» **ASSIGNED TASK**:
Each line of the material must be repeated precisely, with the pictures left out.

EXCERPTED DATA Block Start

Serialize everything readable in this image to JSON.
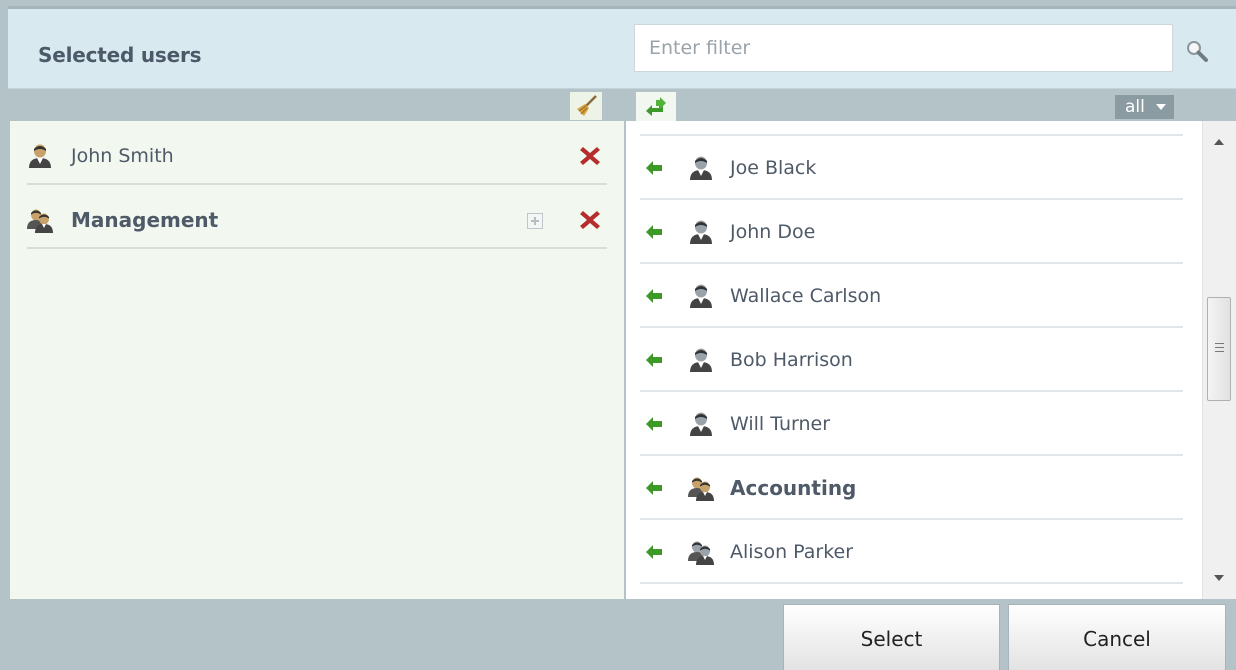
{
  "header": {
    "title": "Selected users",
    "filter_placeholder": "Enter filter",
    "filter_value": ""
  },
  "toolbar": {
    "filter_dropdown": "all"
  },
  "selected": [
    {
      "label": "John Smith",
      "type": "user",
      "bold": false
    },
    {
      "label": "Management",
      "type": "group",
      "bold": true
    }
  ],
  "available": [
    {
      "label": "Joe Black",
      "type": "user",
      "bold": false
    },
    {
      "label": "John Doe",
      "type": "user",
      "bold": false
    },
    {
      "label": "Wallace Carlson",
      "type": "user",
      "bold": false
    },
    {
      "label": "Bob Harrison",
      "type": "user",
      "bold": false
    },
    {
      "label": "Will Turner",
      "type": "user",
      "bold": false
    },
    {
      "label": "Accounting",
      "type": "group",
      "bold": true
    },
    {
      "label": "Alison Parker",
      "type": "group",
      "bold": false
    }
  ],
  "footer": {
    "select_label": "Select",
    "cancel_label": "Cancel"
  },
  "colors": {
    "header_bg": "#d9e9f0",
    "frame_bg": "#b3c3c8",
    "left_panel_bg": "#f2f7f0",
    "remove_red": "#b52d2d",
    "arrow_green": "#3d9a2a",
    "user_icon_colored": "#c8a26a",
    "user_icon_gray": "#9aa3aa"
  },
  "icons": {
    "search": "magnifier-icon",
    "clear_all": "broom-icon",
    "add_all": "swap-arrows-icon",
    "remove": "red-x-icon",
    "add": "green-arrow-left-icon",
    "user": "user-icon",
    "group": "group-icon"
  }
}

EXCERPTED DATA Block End

» **OUTPUT FOR THIS TASK**:
Serialize everything readable in this image to JSON.
{
  "header": {
    "title": "Selected users",
    "filter_placeholder": "Enter filter",
    "filter_value": ""
  },
  "toolbar": {
    "filter_dropdown": "all"
  },
  "selected": [
    {
      "label": "John Smith",
      "type": "user",
      "bold": false
    },
    {
      "label": "Management",
      "type": "group",
      "bold": true
    }
  ],
  "available": [
    {
      "label": "Joe Black",
      "type": "user",
      "bold": false
    },
    {
      "label": "John Doe",
      "type": "user",
      "bold": false
    },
    {
      "label": "Wallace Carlson",
      "type": "user",
      "bold": false
    },
    {
      "label": "Bob Harrison",
      "type": "user",
      "bold": false
    },
    {
      "label": "Will Turner",
      "type": "user",
      "bold": false
    },
    {
      "label": "Accounting",
      "type": "group",
      "bold": true
    },
    {
      "label": "Alison Parker",
      "type": "group",
      "bold": false
    }
  ],
  "footer": {
    "select_label": "Select",
    "cancel_label": "Cancel"
  },
  "colors": {
    "header_bg": "#d9e9f0",
    "frame_bg": "#b3c3c8",
    "left_panel_bg": "#f2f7f0",
    "remove_red": "#b52d2d",
    "arrow_green": "#3d9a2a",
    "user_icon_colored": "#c8a26a",
    "user_icon_gray": "#9aa3aa"
  },
  "icons": {
    "search": "magnifier-icon",
    "clear_all": "broom-icon",
    "add_all": "swap-arrows-icon",
    "remove": "red-x-icon",
    "add": "green-arrow-left-icon",
    "user": "user-icon",
    "group": "group-icon"
  }
}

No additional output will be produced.